Three Inexpensive Ways to Avoid Probate in Texas
Many Texans seek to avoid the probate process to save time and money. While in many cases probate cannot be avoided, there are ways to transfer assets outside of probate. The following are three approaches that can be taken in Texas.
Transfer on Death Deed (TODD)
TODD isn’t just some guy who works in an office. A Transfer on Death Deed (TODD) is an inexpensive means of transferring title in real property outside of probate upon death. For example, a mother owns a house and wants to give that house to her son upon her death. In this simplified scenario, a Transfer on Death Deed would allow the mother to transfer title in the house to her son upon her death outside of probate and the courts. Although a TODD will not work in all situations, it can be a useful legal tool for those who meet the requirements of a Transfer on Death Deed.

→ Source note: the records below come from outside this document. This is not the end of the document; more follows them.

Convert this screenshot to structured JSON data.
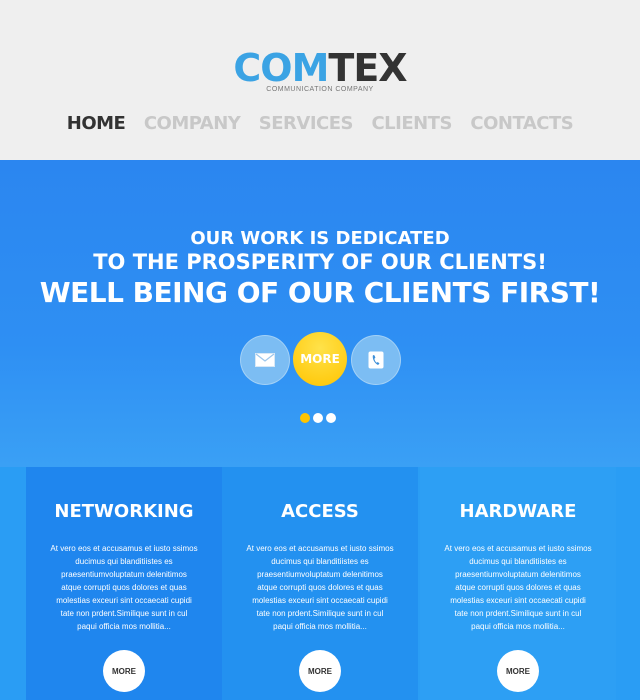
{
  "logo": {
    "part1": "COM",
    "part2": "TEX",
    "tagline": "COMMUNICATION COMPANY"
  },
  "nav": [
    {
      "label": "HOME"
    },
    {
      "label": "COMPANY"
    },
    {
      "label": "SERVICES"
    },
    {
      "label": "CLIENTS"
    },
    {
      "label": "CONTACTS"
    }
  ],
  "hero": {
    "line1": "OUR WORK IS DEDICATED",
    "line2": "TO THE PROSPERITY OF OUR CLIENTS!",
    "line3": "WELL BEING OF OUR CLIENTS FIRST!",
    "more_label": "MORE",
    "slides_total": 3,
    "slide_active": 1
  },
  "features": [
    {
      "title": "NETWORKING",
      "text": "At vero eos et accusamus et iusto ssimos ducimus qui blanditiistes es praesentiumvoluptatum delenitimos atque corrupti quos dolores et quas molestias exceuri sint occaecati cupidi tate non prdent.Similique sunt in cul paqui officia mos mollitia...",
      "more": "MORE"
    },
    {
      "title": "ACCESS",
      "text": "At vero eos et accusamus et iusto ssimos ducimus qui blanditiistes es praesentiumvoluptatum delenitimos atque corrupti quos dolores et quas molestias exceuri sint occaecati cupidi tate non prdent.Similique sunt in cul paqui officia mos mollitia...",
      "more": "MORE"
    },
    {
      "title": "HARDWARE",
      "text": "At vero eos et accusamus et iusto ssimos ducimus qui blanditiistes es praesentiumvoluptatum delenitimos atque corrupti quos dolores et quas molestias exceuri sint occaecati cupidi tate non prdent.Similique sunt in cul paqui officia mos mollitia...",
      "more": "MORE"
    }
  ],
  "colors": {
    "accent": "#2b86f0",
    "logo_blue": "#3ba3e4",
    "yellow": "#ffc400"
  }
}
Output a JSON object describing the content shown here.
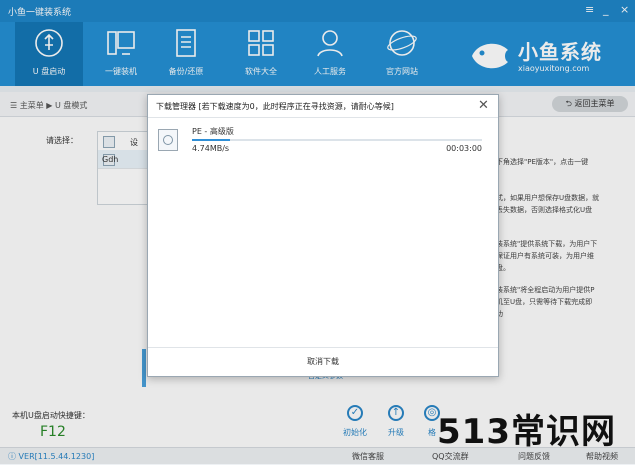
{
  "window": {
    "title": "小鱼一键装系统",
    "controls": [
      "≡",
      "_",
      "×"
    ]
  },
  "nav": {
    "items": [
      {
        "label": "U 盘启动",
        "icon": "usb-icon",
        "active": true
      },
      {
        "label": "一键装机",
        "icon": "desktop-icon"
      },
      {
        "label": "备份/还原",
        "icon": "document-icon"
      },
      {
        "label": "软件大全",
        "icon": "apps-grid-icon"
      },
      {
        "label": "人工服务",
        "icon": "user-support-icon"
      },
      {
        "label": "官方网站",
        "icon": "globe-icon"
      }
    ],
    "logo": {
      "name": "小鱼系统",
      "url": "xiaoyuxitong.com"
    }
  },
  "breadcrumb": {
    "text": "☰ 主菜单 ▶ U 盘模式",
    "back_label": "返回主菜单"
  },
  "main": {
    "select_label": "请选择：",
    "list_rows": [
      "设",
      "Gdh"
    ],
    "right_texts": [
      "下角选择\"PE版本\"，点击一键",
      "式，如果用户想保存U盘数据，就",
      "丢失数据，否则选择格式化U盘",
      "装系统\"提供系统下载，为用户下",
      "保证用户有系统可装，为用户维",
      "盘。",
      "装系统\"将全程启动为用户提供P",
      "机至U盘，只需等待下载完成即",
      "功"
    ],
    "advanced_link": "自定义参数",
    "hotkey_label": "本机U盘启动快捷键：",
    "hotkey_value": "F12",
    "tools": [
      {
        "label": "初始化",
        "icon": "check-circle-icon",
        "glyph": "✓"
      },
      {
        "label": "升级",
        "icon": "arrow-up-circle-icon",
        "glyph": "↑"
      },
      {
        "label": "格",
        "icon": "format-icon",
        "glyph": "◎"
      }
    ]
  },
  "statusbar": {
    "version": "VER[11.5.44.1230]",
    "items": [
      "微信客服",
      "QQ交流群",
      "问题反馈",
      "帮助视频"
    ]
  },
  "watermark": "513常识网",
  "download_dialog": {
    "title": "下载管理器 [若下载速度为0，此时程序正在寻找资源，请耐心等候]",
    "item_name": "PE - 高级版",
    "progress_fraction": 0.13,
    "speed": "4.74MB/s",
    "elapsed": "00:03:00",
    "cancel_label": "取消下载"
  }
}
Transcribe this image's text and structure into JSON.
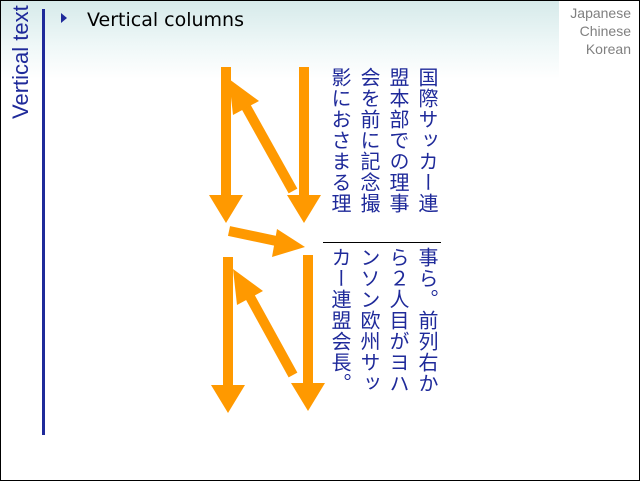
{
  "slide": {
    "title": "Vertical columns",
    "side_title": "Vertical text",
    "languages": [
      "Japanese",
      "Chinese",
      "Korean"
    ],
    "colors": {
      "accent": "#1f2a9a",
      "arrow": "#ff9900"
    },
    "icons": [
      "bullet-triangle-icon",
      "down-arrow-icon",
      "up-arrow-icon",
      "right-arrow-icon"
    ]
  },
  "vertical_text": {
    "top_columns": [
      "国際サッカー連",
      "盟本部での理事",
      "会を前に記念撮",
      "影におさまる理"
    ],
    "bottom_columns": [
      "事ら。前列右か",
      "ら２人目がヨハ",
      "ンソン欧州サッ",
      "カー連盟会長。"
    ]
  }
}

Obtaining life insurance can be a simple and economical means of providing loved ones with funds after a death without having to go through probate. Strictly speaking, life insurance is a contract between an insurance policy holder and an insurer, where the insurer promises to pay a designated beneficiary a sum of money in exchange for a premium, upon the death of an insured person. A Life insurance can be obtained through your local financial institution or your local insurance agency.
Joint Bank Accounts
Many banks, credit unions, and other financial institutions allow customers to designate a beneficiary on their account. In Texas, “Joint Tenants with Pay on Death Designation” on a bank accounts allows the assets in that account to transfer to the designated beneficiary upon the death of an account holder. When the account holder dies, the designated beneficiary becomes the account holder; a transfer that occurs outside of the probate process. Rules and policies regarding the “Joint Tenants with Pay on Death Designation” will vary from bank to bank. Please consult your local financial institution for more information.
The legal blogs, articles, and other posts should not be used as a substitute for competent legal advice from a licensed professional attorney in your state or jurisdiction. You should not act upon this information without seeking advice from a lawyer licensed in your own state or jurisdiction.